Two years after he accepted the role of chaplain at the growing Hudson Foods, Southwestern Seminary invited Newberry to speak in chapel and to guest-teach in a chaplaincy course. Newberry, who completed his seminary degree in 1953, felt honored and privileged to encourage the students who sat in the same place he had more than two decades earlier. He realized his degree armed him with the knowledge and tools needed to follow God everywhere He would send him.
“My Master of Divinity studies prepared me spiritually as a minister of the gospel, and my religious education classes prepared me to spread the gospel both in the pastorate and in the chaplaincy,” Newberry said.
When he guest-taught in the chaplaincy class with Gerald Marsh, now-retired professor of pastoral ministry, Newberry said he, too, was encouraged.

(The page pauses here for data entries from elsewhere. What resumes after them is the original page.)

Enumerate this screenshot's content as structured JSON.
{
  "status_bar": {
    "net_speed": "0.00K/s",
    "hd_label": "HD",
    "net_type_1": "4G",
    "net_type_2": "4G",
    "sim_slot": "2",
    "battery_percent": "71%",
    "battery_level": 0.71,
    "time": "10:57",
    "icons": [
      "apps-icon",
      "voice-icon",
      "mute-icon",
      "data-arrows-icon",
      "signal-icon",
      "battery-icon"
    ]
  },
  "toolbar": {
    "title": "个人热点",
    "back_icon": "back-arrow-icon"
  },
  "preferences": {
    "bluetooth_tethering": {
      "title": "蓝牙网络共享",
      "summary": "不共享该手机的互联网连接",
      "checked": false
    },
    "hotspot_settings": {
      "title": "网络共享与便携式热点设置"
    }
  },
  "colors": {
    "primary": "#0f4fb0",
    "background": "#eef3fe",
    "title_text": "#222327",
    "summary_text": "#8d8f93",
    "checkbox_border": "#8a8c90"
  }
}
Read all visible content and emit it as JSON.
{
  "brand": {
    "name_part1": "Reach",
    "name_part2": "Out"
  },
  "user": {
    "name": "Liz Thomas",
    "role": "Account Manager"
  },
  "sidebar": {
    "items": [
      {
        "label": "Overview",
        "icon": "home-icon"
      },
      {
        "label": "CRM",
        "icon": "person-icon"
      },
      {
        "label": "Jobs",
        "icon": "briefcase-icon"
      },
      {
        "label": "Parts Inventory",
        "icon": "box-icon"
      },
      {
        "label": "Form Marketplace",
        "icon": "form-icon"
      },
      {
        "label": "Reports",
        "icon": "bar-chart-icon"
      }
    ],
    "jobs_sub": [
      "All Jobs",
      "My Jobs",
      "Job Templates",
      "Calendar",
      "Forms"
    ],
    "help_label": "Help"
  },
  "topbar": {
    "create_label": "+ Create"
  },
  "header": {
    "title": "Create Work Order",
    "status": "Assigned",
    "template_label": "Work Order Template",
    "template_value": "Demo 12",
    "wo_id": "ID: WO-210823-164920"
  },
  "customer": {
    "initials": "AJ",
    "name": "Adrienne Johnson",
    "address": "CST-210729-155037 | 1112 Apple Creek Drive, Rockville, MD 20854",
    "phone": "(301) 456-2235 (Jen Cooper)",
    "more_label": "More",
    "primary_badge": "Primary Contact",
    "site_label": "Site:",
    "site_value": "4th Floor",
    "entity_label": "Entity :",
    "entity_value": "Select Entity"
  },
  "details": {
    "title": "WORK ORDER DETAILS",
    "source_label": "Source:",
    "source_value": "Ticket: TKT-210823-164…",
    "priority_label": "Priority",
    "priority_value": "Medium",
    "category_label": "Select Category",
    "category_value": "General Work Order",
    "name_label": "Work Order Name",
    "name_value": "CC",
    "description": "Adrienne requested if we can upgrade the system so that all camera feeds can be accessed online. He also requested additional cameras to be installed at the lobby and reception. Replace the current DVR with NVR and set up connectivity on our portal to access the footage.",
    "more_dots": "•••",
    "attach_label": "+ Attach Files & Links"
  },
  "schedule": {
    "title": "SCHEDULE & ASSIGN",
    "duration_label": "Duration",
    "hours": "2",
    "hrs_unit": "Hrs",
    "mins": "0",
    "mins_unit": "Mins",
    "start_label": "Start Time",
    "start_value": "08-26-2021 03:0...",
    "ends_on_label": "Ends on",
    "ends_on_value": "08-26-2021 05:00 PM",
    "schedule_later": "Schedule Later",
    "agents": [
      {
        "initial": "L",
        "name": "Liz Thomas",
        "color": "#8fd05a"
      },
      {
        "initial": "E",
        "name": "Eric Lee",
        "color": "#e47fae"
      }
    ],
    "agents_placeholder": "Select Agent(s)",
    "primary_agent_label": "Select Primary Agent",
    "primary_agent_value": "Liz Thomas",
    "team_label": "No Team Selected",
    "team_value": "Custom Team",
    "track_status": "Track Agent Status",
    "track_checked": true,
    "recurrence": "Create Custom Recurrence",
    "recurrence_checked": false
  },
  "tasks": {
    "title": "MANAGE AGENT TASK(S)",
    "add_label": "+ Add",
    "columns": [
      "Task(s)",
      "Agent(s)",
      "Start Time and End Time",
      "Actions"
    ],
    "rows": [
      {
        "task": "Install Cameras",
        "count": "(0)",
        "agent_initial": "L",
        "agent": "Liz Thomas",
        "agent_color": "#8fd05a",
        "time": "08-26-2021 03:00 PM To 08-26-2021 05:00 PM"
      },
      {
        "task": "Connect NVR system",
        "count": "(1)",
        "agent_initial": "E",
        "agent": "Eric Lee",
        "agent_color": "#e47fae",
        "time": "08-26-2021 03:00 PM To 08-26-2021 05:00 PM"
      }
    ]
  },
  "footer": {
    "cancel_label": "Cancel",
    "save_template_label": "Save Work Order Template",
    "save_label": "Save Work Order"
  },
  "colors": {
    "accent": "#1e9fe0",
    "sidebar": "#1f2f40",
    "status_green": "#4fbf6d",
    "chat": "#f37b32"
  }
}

“When I asked (Marsh) if he could recommend to me a book on industrial chaplaincy, he replied, ‘Yes, I can: the New Testament,’” Newberry recalled. “I needed to hear those words. After all, if our marching order can’t be found in the New Testament, we shouldn’t be marching in that direction.”

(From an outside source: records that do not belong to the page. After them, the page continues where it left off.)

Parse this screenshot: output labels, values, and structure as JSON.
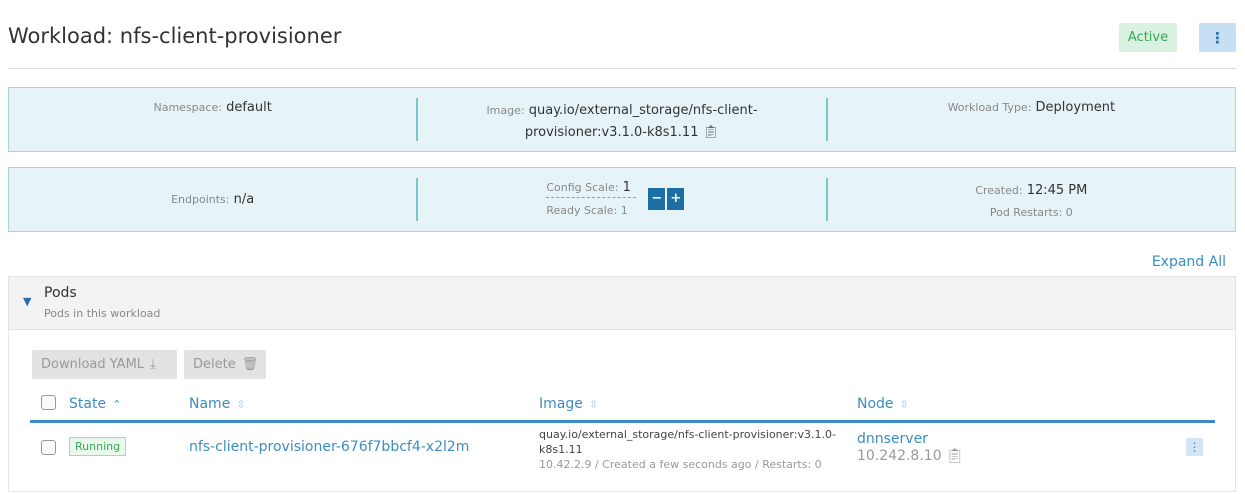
{
  "header": {
    "title": "Workload: nfs-client-provisioner",
    "status": "Active"
  },
  "info1": {
    "namespace_label": "Namespace:",
    "namespace": "default",
    "image_label": "Image:",
    "image_line1": "quay.io/external_storage/nfs-client-",
    "image_line2": "provisioner:v3.1.0-k8s1.11",
    "type_label": "Workload Type:",
    "type": "Deployment"
  },
  "info2": {
    "endpoints_label": "Endpoints:",
    "endpoints": "n/a",
    "config_scale_label": "Config Scale:",
    "config_scale": "1",
    "ready_scale": "Ready Scale: 1",
    "minus": "−",
    "plus": "+",
    "created_label": "Created:",
    "created": "12:45 PM",
    "restarts": "Pod Restarts: 0"
  },
  "expand_all": "Expand All",
  "pods": {
    "title": "Pods",
    "subtitle": "Pods in this workload",
    "download": "Download YAML",
    "delete": "Delete",
    "columns": [
      "State",
      "Name",
      "Image",
      "Node"
    ],
    "rows": [
      {
        "state": "Running",
        "name": "nfs-client-provisioner-676f7bbcf4-x2l2m",
        "image_line1": "quay.io/external_storage/nfs-client-provisioner:v3.1.0-",
        "image_line2": "k8s1.11",
        "meta": "10.42.2.9 / Created a few seconds ago / Restarts: 0",
        "node": "dnnserver",
        "node_ip": "10.242.8.10"
      }
    ]
  }
}
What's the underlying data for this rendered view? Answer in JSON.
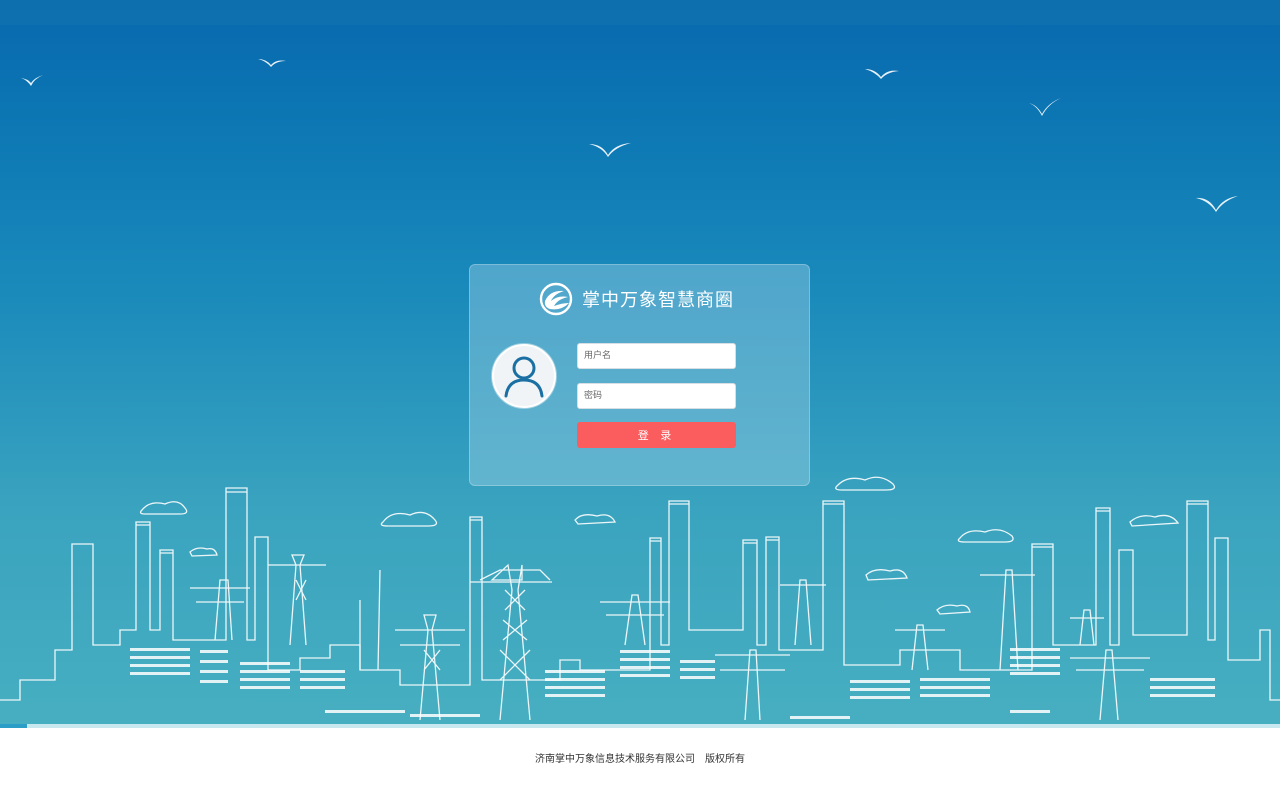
{
  "brand": {
    "name": "掌中万象智慧商圈",
    "logo_icon": "swirl-logo-icon"
  },
  "login": {
    "username_placeholder": "用户名",
    "password_placeholder": "密码",
    "submit_label": "登 录",
    "avatar_icon": "user-avatar-icon"
  },
  "footer": {
    "copyright": "济南掌中万象信息技术服务有限公司　版权所有"
  },
  "colors": {
    "sky_top": "#0868ae",
    "sky_bottom": "#47afc0",
    "button": "#fb5c5e",
    "avatar_stroke": "#1a6fa3"
  },
  "decorations": {
    "birds_icon": "bird-icon",
    "skyline": "city-skyline-with-power-towers"
  }
}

With that reminder, Newberry continued to march on, serving in his chaplaincy position for nearly two decades. In 1992, Newberry retired from chaplaincy and returned to the pulpit once again, leading as an interim and then a full-time senior pastor until 2005. Over a span of three decades, Newberry served as an executive board member of Midwestern Baptist Theological Seminary and as chairman of the development committee at Midwestern, as well as other capacities.

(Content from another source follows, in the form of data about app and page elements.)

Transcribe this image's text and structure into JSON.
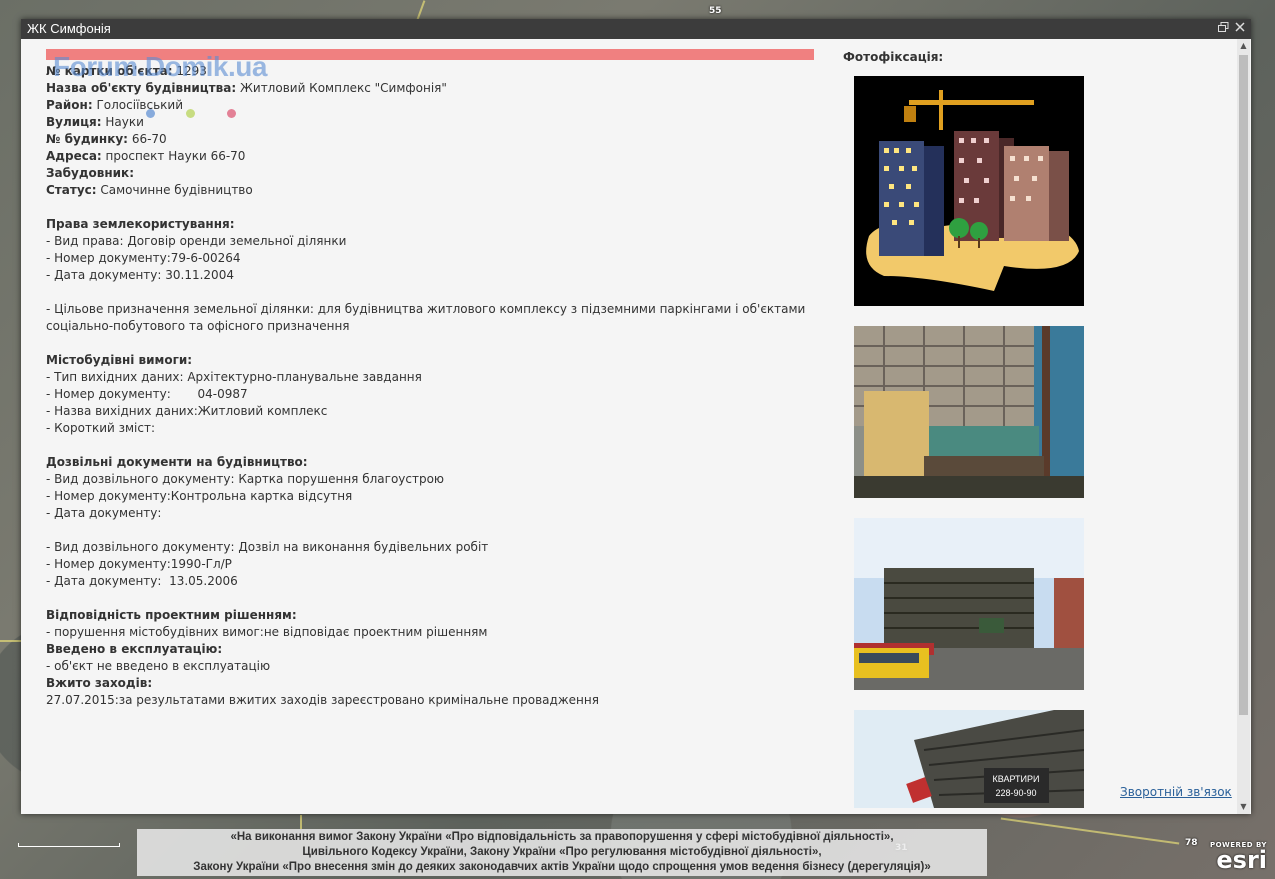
{
  "window": {
    "title": "ЖК Симфонія"
  },
  "watermark": "Forum.Domik.ua",
  "details": {
    "card_no_label": "№ картки об'єкта:",
    "card_no_value": "1293",
    "name_label": "Назва об'єкту будівництва:",
    "name_value": "Житловий Комплекс \"Симфонія\"",
    "district_label": "Район:",
    "district_value": "Голосіївський",
    "street_label": "Вулиця:",
    "street_value": "Науки",
    "building_label": "№ будинку:",
    "building_value": "66-70",
    "address_label": "Адреса:",
    "address_value": "проспект Науки 66-70",
    "developer_label": "Забудовник:",
    "status_label": "Статус:",
    "status_value": "Самочинне будівництво",
    "land_heading": "Права землекористування:",
    "land_lines": [
      "- Вид права: Договір оренди земельної ділянки",
      "- Номер документу:79-6-00264",
      "- Дата документу:  30.11.2004"
    ],
    "purpose_line1": "- Цільове призначення земельної ділянки: для будівництва житлового комплексу з підземними паркінгами і об'єктами",
    "purpose_line2": "соціально-побутового та офісного призначення",
    "urban_heading": "Містобудівні вимоги:",
    "urban_lines": [
      "- Тип вихідних даних: Архітектурно-планувальне завдання",
      "- Номер документу:       04-0987",
      "- Назва вихідних даних:Житловий комплекс",
      "- Короткий зміст:"
    ],
    "permits_heading": "Дозвільні документи на будівництво:",
    "permit1_lines": [
      "- Вид дозвільного документу: Картка порушення благоустрою",
      "- Номер документу:Контрольна картка відсутня",
      "- Дата документу:"
    ],
    "permit2_lines": [
      "- Вид дозвільного документу: Дозвіл на виконання будівельних робіт",
      "- Номер документу:1990-Гл/Р",
      "- Дата документу:  13.05.2006"
    ],
    "compliance_heading": "Відповідність проектним рішенням:",
    "compliance_value": "- порушення містобудівних вимог:не відповідає проектним рішенням",
    "commissioned_heading": "Введено в експлуатацію:",
    "commissioned_value": "- об'єкт не введено в експлуатацію",
    "measures_heading": "Вжито заходів:",
    "measures_value": "27.07.2015:за результатами вжитих заходів зареєстровано кримінальне провадження"
  },
  "photos": {
    "title": "Фотофіксація:",
    "banner_text_1": "КВАРТИРИ",
    "banner_text_2": "228-90-90"
  },
  "feedback_link": "Зворотній зв'язок",
  "legal": {
    "line1": "«На виконання вимог Закону України «Про відповідальність за правопорушення у сфері містобудівної діяльності»,",
    "line2": "Цивільного Кодексу України, Закону України «Про регулювання містобудівної діяльності»,",
    "line3": "Закону України «Про внесення змін до деяких законодавчих актів України щодо спрощення умов ведення бізнесу (дерегуляція)»"
  },
  "map": {
    "label_top": "55",
    "label_bottom_1": "78",
    "label_bottom_2": "31"
  },
  "esri": {
    "powered": "POWERED BY",
    "logo": "esri"
  },
  "colors": {
    "titlebar": "#3c3c3c",
    "redbar": "#f08080",
    "link": "#2a6099"
  }
}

In 1996, Newberry celebrated 50 years of ministry, having been first ordained to the gospel ministry in 1946, just after graduating from Ouachita Baptist University. The late Adrian Rogers, the then-pastor of Bellevue Baptist Church in Cordova, Tenn., where one of Newberry’s three sons, Phil, still serves on staff, sent a note of thanks and encouragement to Newberry for five decades of service to the Lord. But Newberry was still not finished with ministry.
In 2003, in the midst of his service in the local church, Newberry began serving as a volunteer chaplain at St. Mary’s Hospital (now known as Mercy Hospital of Northwest Arkansas) in Rogers.
“My days as a volunteer chaplain began at 5 a.m., as my assignment was to minister to those going in for outpatient surgery,” Newberry said. “Being able to touch a large number of people each year and to bring them comfort, hope and peace before a critical time in their lives has been a rich blessing from God.”
Pierce McIntyre, who also serves as a chaplain at the hospital, says the patients Newberry encountered indeed saw him as a blessing.
“He continues to have an impact, not only while he volunteered here. Even today, he was recognized this morning at a board of trustees meeting at our hospital for his years of service here as well,” McIntyre said. “He continues to have an influence in the community. Patients at the hospital really appreciated the consistency of having Dean there when they came in, to pray for them.”
During his eight years of service at the hospital, Newberry ministered to about 6,000 people each year.
“The response from patients, family and friends has been overwhelming,” Newberry said of his volunteer service. “I have been paid well for my efforts.”
Though health matters led Newberry to resign from the volunteer chaplaincy in December 2011, Newberry said he continues to pray for chaplaincy staff and hopes his experiences can offer encouragement to students who have felt the same call on their lives that he received many years ago.
“If you have the Lord as your personal Savior, then you have everything, no matter ill or well, rich or poor, average or very successful in your efforts,” Newberry said. “Always remember that you are touching lives, whatever your position of ministry that God provides.”
Sharayah Colter is a writer for Southwestern Baptist Theological Seminary in Fort Worth, Texas.